Olson, Cheyanne Marie
Citizen science is defined as engaging the public in scientific research endeavors. Within this field, water monitoring citizen science remains one of the most popular branches. Evaluation of citizen science projects have shifted from programmatic outcomes to participant learning outcomes, but the field still struggles with common frameworks and appropriate methodologies. Blue Thumb is a water monitoring citizen science program centered in Oklahoma, United States, with the purpose of stream protection through education. In collaboration with Blue Thumb administrators, the purpose of this research was to better understand how volunteer experience in place-based and data-rich programs influences science learning, motivations, and data quality. This research used a multi-phase mixed-methods evaluation that consisted of three distinct phases: 1) survey tools from Cornell Lab of Ornithology to assess the impact of participation in Blue Thumb on individual learning outcomes, such as behavior and stewardship, interest, and motivation, 2) interviews about place-based motivations for volunteerism, and 3) correlation analysis of data quality with participants’ self-efficacy and skills. Triangulation of datasets reveal that Blue Thumb volunteers have high levels of self-reported pro-environmental behaviors, interests in science, and motivations for environmental action. Further, volunteers form attachments to the places being monitored which in turn influences their motivation for continued participation. Finally, Blue Thumb volunteers had high levels of self-efficacy and skill due to programmatic support, and in turn produced accurate and reliable data at quality assurance events.

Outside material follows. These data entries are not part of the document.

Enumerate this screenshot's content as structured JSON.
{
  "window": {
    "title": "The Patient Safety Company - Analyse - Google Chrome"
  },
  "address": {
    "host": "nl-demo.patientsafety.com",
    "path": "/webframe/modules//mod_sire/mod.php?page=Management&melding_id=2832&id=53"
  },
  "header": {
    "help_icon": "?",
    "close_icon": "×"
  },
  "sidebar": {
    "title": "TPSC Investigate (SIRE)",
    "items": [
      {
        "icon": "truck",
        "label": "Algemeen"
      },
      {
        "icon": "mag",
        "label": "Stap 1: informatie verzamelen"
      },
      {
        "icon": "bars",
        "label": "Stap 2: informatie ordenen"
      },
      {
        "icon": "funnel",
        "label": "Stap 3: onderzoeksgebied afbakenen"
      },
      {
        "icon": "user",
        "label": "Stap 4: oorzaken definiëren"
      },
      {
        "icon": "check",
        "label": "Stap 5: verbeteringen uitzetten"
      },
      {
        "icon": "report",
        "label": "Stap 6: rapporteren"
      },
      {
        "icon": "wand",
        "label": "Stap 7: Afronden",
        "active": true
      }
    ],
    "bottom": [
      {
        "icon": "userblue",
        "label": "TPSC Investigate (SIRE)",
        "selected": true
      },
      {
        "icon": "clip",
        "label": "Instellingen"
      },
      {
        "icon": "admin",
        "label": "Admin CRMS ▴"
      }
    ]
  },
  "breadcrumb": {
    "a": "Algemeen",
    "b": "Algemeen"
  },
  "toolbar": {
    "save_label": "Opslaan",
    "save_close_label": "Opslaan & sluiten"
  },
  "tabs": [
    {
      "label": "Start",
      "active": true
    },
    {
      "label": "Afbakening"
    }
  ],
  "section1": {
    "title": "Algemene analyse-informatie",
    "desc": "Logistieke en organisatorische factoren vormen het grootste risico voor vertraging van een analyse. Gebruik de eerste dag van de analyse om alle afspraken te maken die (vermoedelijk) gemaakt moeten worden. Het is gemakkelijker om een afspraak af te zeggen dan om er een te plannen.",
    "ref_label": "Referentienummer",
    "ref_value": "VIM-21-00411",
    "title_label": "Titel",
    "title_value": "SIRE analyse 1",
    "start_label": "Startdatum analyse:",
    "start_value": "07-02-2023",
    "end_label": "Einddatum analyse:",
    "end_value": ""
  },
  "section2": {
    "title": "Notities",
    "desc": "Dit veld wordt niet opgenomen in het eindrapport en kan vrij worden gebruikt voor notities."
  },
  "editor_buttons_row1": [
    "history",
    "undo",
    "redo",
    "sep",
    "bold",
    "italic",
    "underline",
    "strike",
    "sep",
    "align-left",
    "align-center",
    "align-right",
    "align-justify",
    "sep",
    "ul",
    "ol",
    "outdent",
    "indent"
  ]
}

Collectively, these studies address existing gaps in the literature about appropriate volunteer outcome evaluation methodology, the connection between place-based attachments and volunteer motivations in environmental monitoring, and volunteer perceptions of data quality. This research provides support for the necessity for mixed-methodology in citizen science evaluation, given that they are more insightful than survey items alone and give context specific to certain programs. Future research will benefit from the inclusion of more robust and inclusive evaluation tools, with consideration to volunteers’ individual experiences and narratives.